The US-based Family Business magazine has published a list of the oldest family-owned companies which is based on continuous ownership of the company. The mentioned Japanese hotel Hoshi Onsen is listed first, while second place is held by the papal foundry Pontificia Fonderia Marinelli that has been casting church bells since 1040.
The Japanese also boasted the company Kongo Gumi that fits out Buddhist temples and was founded in 578, but the company was taken over in 2006 by the company Takamatsu.
Hoshi Onsen thus took first place. The hotel has been managed by the family since 718 when, according to legend, it was established by a Buddhist monk in a place shown to him by the god of mountains, Hakusan.
And what did I find when typing in ‘family-owned companies: escaping the crisis’?
The oldest Italian companies do not have such spiritual origins even though Pontificia Fonderia Marinelli manufactures papal bells. It was founded in the town of Agnone in the south of Italy and shares the second to third place with the French winery Chateau de Goulaine. The Marinelli foundry still uses the old bell-making technique today and its products reverberate around the world. Five of the twenty employees are members of the Marinelli family, including the CEO.
The Italian winemaker and olive oil producer Barone Ricasoli is in fourth place, while the fifth is the famous Murano glass maker Barovier & Toso, which was established in 1295. Only two of the other five companies are not Italian, the Pilgrim House hotel in sixth place and the French Moulin Richard de Bas in seventh.
Italians believe that they will recover from the recession more easily thanks to the large number of family-owned companies with long-standing tradition, and they view their economy as real and not virtual as is the case in many other developed countries.

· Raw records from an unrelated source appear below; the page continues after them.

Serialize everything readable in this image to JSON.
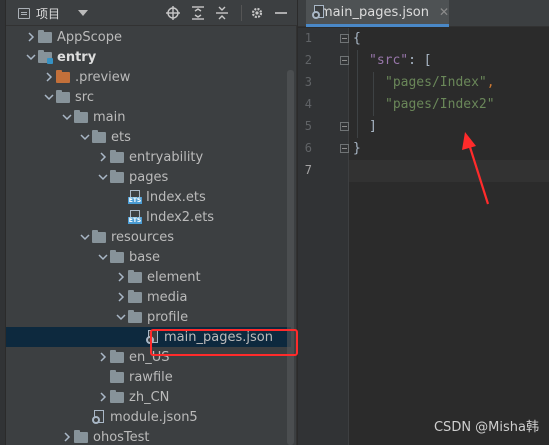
{
  "project_panel": {
    "title": "项目",
    "tree": [
      {
        "label": "AppScope",
        "depth": 0,
        "expanded": false,
        "type": "folder"
      },
      {
        "label": "entry",
        "depth": 0,
        "expanded": true,
        "type": "module",
        "bold": true
      },
      {
        "label": ".preview",
        "depth": 1,
        "expanded": false,
        "type": "folder-orange"
      },
      {
        "label": "src",
        "depth": 1,
        "expanded": true,
        "type": "folder"
      },
      {
        "label": "main",
        "depth": 2,
        "expanded": true,
        "type": "folder"
      },
      {
        "label": "ets",
        "depth": 3,
        "expanded": true,
        "type": "folder"
      },
      {
        "label": "entryability",
        "depth": 4,
        "expanded": false,
        "type": "folder"
      },
      {
        "label": "pages",
        "depth": 4,
        "expanded": true,
        "type": "folder"
      },
      {
        "label": "Index.ets",
        "depth": 5,
        "type": "ets"
      },
      {
        "label": "Index2.ets",
        "depth": 5,
        "type": "ets"
      },
      {
        "label": "resources",
        "depth": 3,
        "expanded": true,
        "type": "folder"
      },
      {
        "label": "base",
        "depth": 4,
        "expanded": true,
        "type": "folder"
      },
      {
        "label": "element",
        "depth": 5,
        "expanded": false,
        "type": "folder"
      },
      {
        "label": "media",
        "depth": 5,
        "expanded": false,
        "type": "folder"
      },
      {
        "label": "profile",
        "depth": 5,
        "expanded": true,
        "type": "folder"
      },
      {
        "label": "main_pages.json",
        "depth": 6,
        "type": "json",
        "selected": true
      },
      {
        "label": "en_US",
        "depth": 4,
        "expanded": false,
        "type": "folder"
      },
      {
        "label": "rawfile",
        "depth": 4,
        "type": "folder-noarrow"
      },
      {
        "label": "zh_CN",
        "depth": 4,
        "expanded": false,
        "type": "folder"
      },
      {
        "label": "module.json5",
        "depth": 3,
        "type": "json"
      },
      {
        "label": "ohosTest",
        "depth": 2,
        "expanded": false,
        "type": "folder"
      }
    ]
  },
  "editor": {
    "tab_label": "main_pages.json",
    "line_numbers": [
      "1",
      "2",
      "3",
      "4",
      "5",
      "6",
      "7"
    ],
    "code": {
      "l1_open": "{",
      "l2_key": "\"src\"",
      "l2_colon": ": ",
      "l2_bracket": "[",
      "l3_str": "\"pages/Index\"",
      "l3_comma": ",",
      "l4_str": "\"pages/Index2\"",
      "l5_bracket": "]",
      "l6_close": "}"
    }
  },
  "watermark": "CSDN @Misha韩",
  "colors": {
    "highlight_box": "#ff2b2b",
    "arrow": "#ff2b2b",
    "selection": "#0d293e",
    "string": "#6a8759",
    "key": "#9876aa"
  }
}
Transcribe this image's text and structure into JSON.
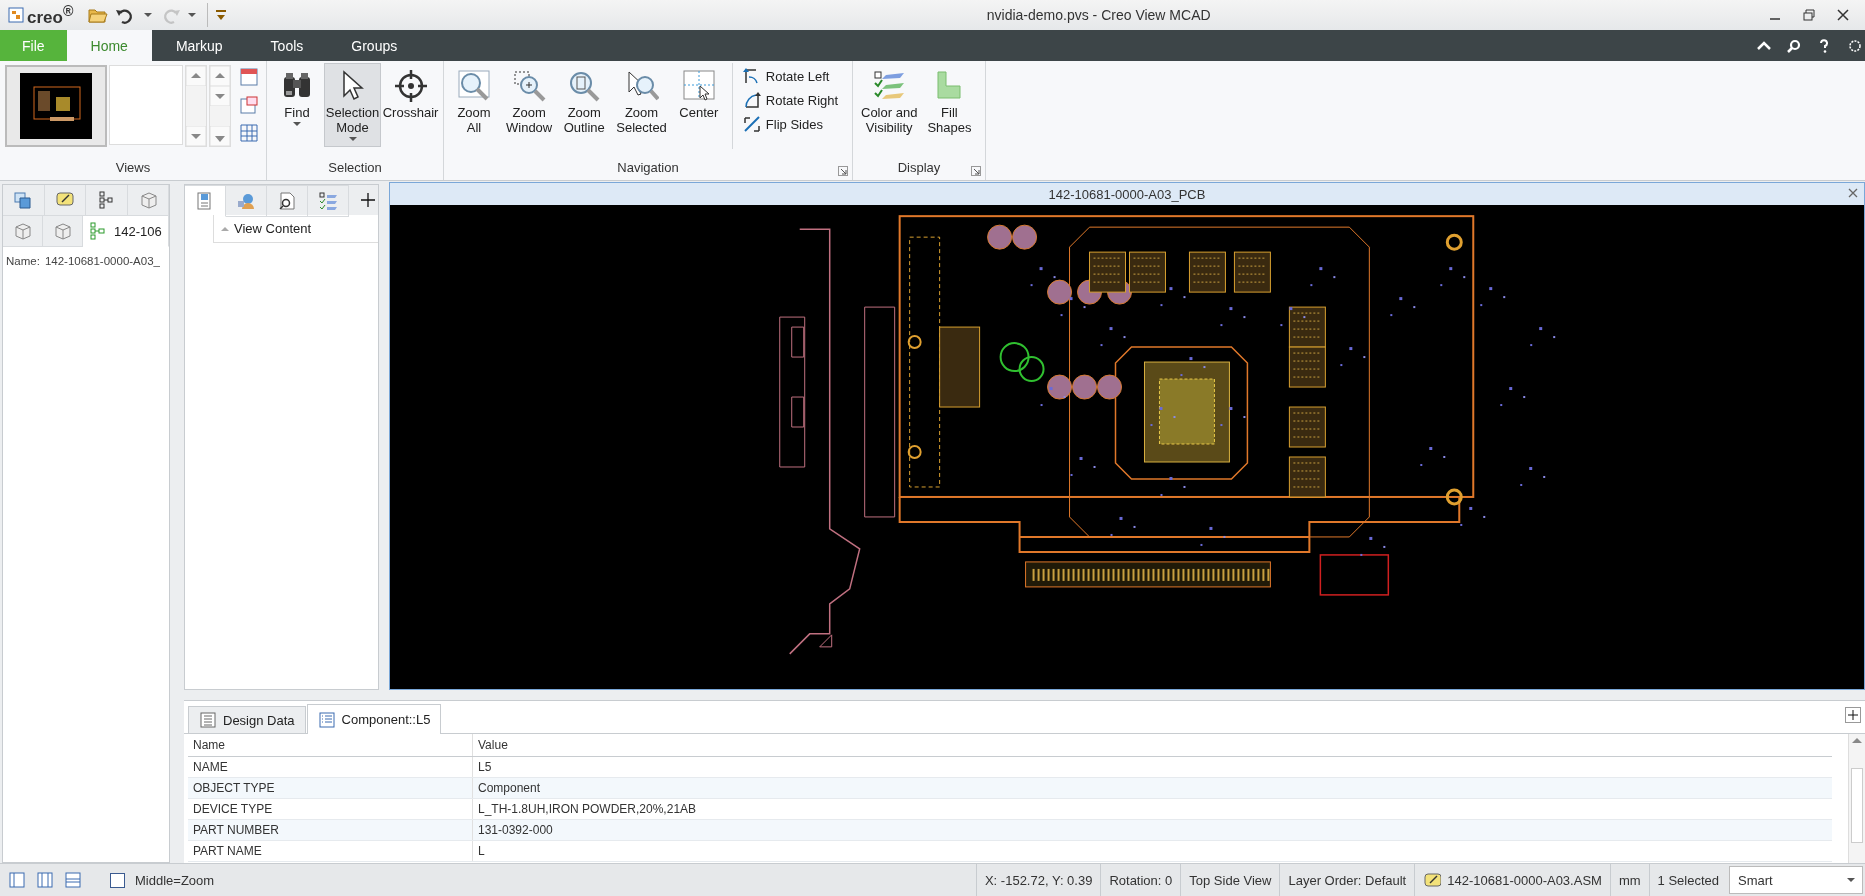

When I delved deep into some of the stories, I saw that the key was that each of these companies with such tradition had highly binding articles of association! When I perused some of the articles of association I had access to, I learned that the key factor in the oldest ones was that the leadership functions and ownership shares were always assumed by lineal descendants and not by the family members who married into the company. This was the basic condition for the company to even be called a family-owned company as everything would have been watered down otherwise.
All therefore had the following conditions:
1. successors were the descendants;
2. they were always educated abroad or in another culture;
3. they always started at the bottom of the company so as to learn the entire process;
4. they had experience of working elsewhere so that they could make comparisons.
I also started to develop my family-owned company legally and formally; even though my wife and I did not have any children, we believed we would have them someday so that they could continue according to predetermined rules without going through all of our problems. Well, as it turned out, we did not have children and we also broke up because we believed we had made too many mistakes. But we did lay the foundations for a family-owned company.
I started saving all of this personal and research experience in a database that became the foundation for first-rate advice and sound information for all new clients.